Earlier, the leader of the Scottish Conservatives accused the Scottish Nationalist Party (SNP) of being “out of touch” with ordinary Scots after its national executive committee allocated £600,000 for a second independence referendum.
Opposition politicians in Scotland have vehemently opposed what they perceive as looming measures that will invariably waste taxpayers’ money, particularly stemming from demands for another independence vote by the Scottish Nationalist Party (SNP).
As MSPs debated the Scottish Government’s draft tax and spending plans for the coming year on Thursday, Neil Findlay urged the SNP-led Government to wake up to the needs of the poor and hungry.
Accusing the government of intentionally overlooking the poor as less likely to vote, he denounced a lack of “political will” to take the actions the challenging current pandemic-generated situation required.
“I have no doubt that the cabinet secretary will trot out her well-rehearsed lines about where the money will come from if we want to do other things. The Government pours money down the drain as if there is no tomorrow,” said the Scottish Labour MSP.
Findlay proceeded to enumerate various lacklustre, in his opinion, projects that taxpayers’ money was spent on, such as the £100 million to pay for delayed ferries as well as pointless legal fees and expenses.
The Scottish draft budget for 2021-22, unveiled by Finance secretary Kate Forbes and the minority SNP administration in January and promising a record funding of £16 billion for the NHS in Scotland, needs support of at least one other party to pass.
“The budget delivers £1.1 billion for jobs and skills, record spending for health services, £11.6bn for local government plus a further £259 million of non-recurring coronavirus (COVID-19) funding, and new resources to tackle climate change,” Forbes was quoted by The National as saying.
She also warned that “further changes may be required once our funding position clarifies following next week’s UK Budget,” as Chancellor Rishi Sunak gears up to deliver the Spring Budget on 3 March.
However, Scottish Conservative finance spokesman Murdo Fraser insisted this was not a Budget his party could support, as it “falls short of what the Scottish people and Scottish society requires.”

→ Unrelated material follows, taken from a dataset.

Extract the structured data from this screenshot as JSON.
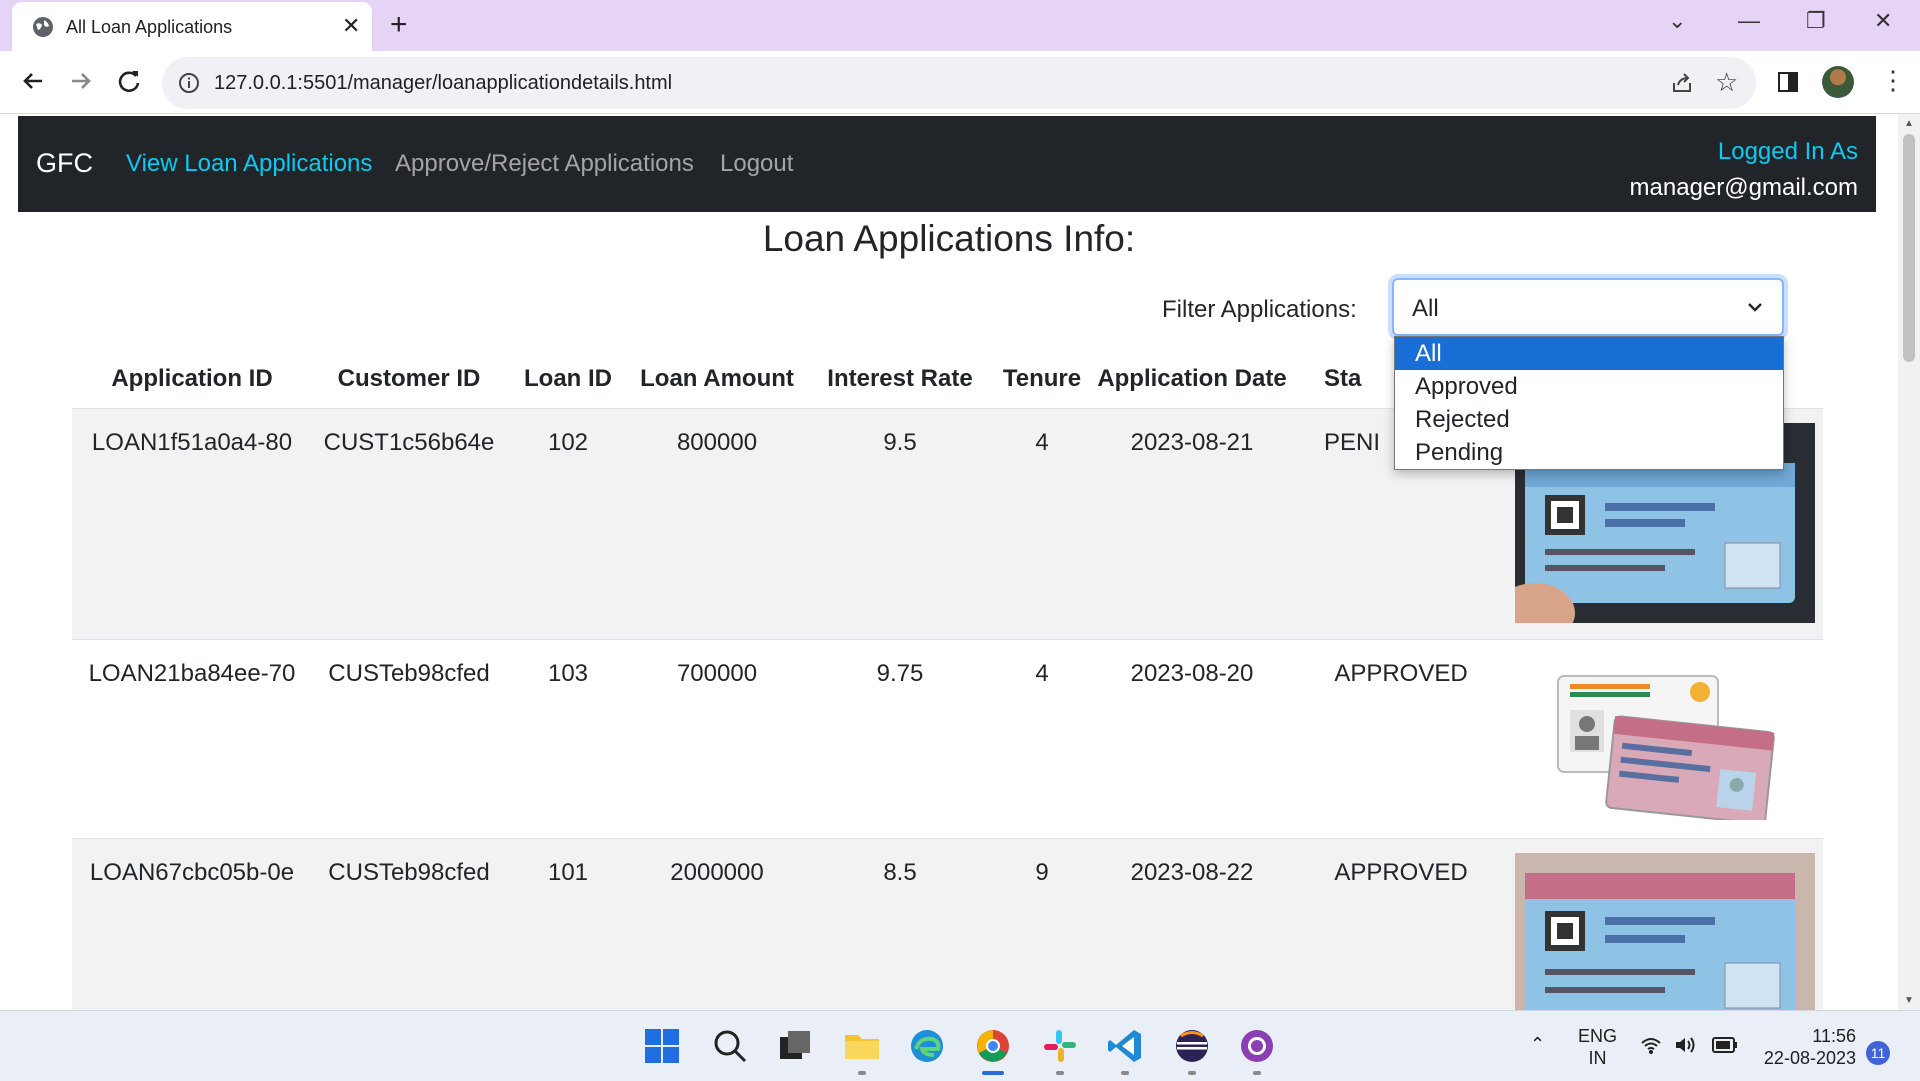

Fraser added that Tories urged increased funding for councils “at least” in line with the amounts funneled into the Scottish Government.